You are here
|Title||Expedient - Insight Into D&C 73|
|Publication Type||Book Chapter|
|Year of Publication||2021|
|Authors||Black, Susan Easton|
|Book Title||Restoration Voices Volume 2: Insights and Stories of the Doctrine and Covenants|
|Number of Volumes||2|
|Publisher||Book of Mormon Central|
Show Full Text
As the Prophet Joseph Smith and his scribe Sidney Rigdon were working on the Bible translation, the Lord revealed to them on December 1, 1831, that it was “expedient in me that you should open your mouths in preaching my gospel” (D&C 71:1; emphasis added). The Prophet Joseph said,
Knowing now the mind of the Lord, that the time had come that the Gospel should be proclaimed in power and demonstration to the world, from the Scriptures, reasoning with men as in days of old, I took a journey to Kirtland, in company with Elder Sidney Rigdon on the 3rd day of December .
Joseph and Sidney preached in the nearby townships of Ravenna and Shalersville and other small communities in Portage County, Ohio.
On January 10, 1832, less than six weeks later, the Lord directed “my servants, Joseph Smith, Jun., and Sidney Rigdon ... [that] it is expedient to translate again” (D&C 73:3; emphasis added). They were also told that “it is expedient to continue the work of translation until it be finished” (v. 4; emphasis added).

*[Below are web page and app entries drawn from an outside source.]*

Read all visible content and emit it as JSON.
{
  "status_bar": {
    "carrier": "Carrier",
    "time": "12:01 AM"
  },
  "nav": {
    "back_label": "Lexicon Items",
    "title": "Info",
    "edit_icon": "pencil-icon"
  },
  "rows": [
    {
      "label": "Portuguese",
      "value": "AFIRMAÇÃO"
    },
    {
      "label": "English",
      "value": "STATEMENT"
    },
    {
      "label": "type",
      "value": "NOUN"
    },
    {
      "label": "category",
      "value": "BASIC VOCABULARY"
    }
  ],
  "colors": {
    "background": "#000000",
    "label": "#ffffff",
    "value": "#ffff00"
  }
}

In scriptures, the word expedient is always connected with a specific purpose. For example, in the Book of Mormon the Lord did for Israelites “all things ... expedient for man to receive” (1 Nephi 17:30; emphasis added) and “if ye will have faith in [Christ,] ye shall have power to do whatsoever thing is expedient in [Him]” (Moroni 7:33; emphasis added). In the Doctrine and Covenants, we learn that the Holy Ghost manifests “all things which are expedient” (D&C 18:1; emphasis added), and the Saints are to be instructed in “all things ... that are expedient for [them] to understand (D&C 88:7; emphasis added).
As Joseph Smith and Sidney Rigdon returned to the John Johnson farmhouse in Hiram, Ohio, in obedience to the divine directive to be “expedient,” they commenced again to work on the translation of the Bible. Joseph wrote, “I completed the translation and review of the New Testament, on the 2nd of February, 1833, and sealed it up.” They then turned their attention once again to the Old Testament.
When the Prophet Joseph’s inspired revisions of the Old and New Testament are brought together, “A total of 3,410 verses in the printed Joseph Smith Translation differ in textual construction from the King James Bible. Of this number 25 verses compose the visions of Moses (Moses 1), 1,289 changes are in the Old Testament, and 2,096 in the New Testament.”
The numerical listing next to each book of scripture indicates the number of verses Joseph Smith revised in the King James Version of the Bible:
Genesis ... 662
Exodus ... 66
Psalms ... 188
Isaiah ... 178
Matthew ... 483
Mark ... 349
Luke ... 563
John ... 159
Romans ... 118
1 Corinthians ... 68
Hebrews ... 47
Revelation ... 75
 History, 1838–1856, volume A-1 [23 December 1805–30 August 1834], 176. Joseph Smith Papers.
 Smith, History of the Church, 1:324.
 Robert L. Millet, “Joseph Smith’s Translation of the Bible and the Doctrine and Covenants,” in Robert L. Millet and Kent P. Jackson, eds., Studies in Scripture, Volume One: The Doctrine and Covenants (Sandy, UT: Randall Book, 1983), 136.
 Millet, “Joseph Smith’s Translation,” 137.
Items in the BMC Archive are made publicly available for non-commercial, private use. Inclusion within the BMC Archive does not imply endorsement. Items do not represent the official views of The Church of Jesus Christ of Latter-day Saints or of Book of Mormon Central.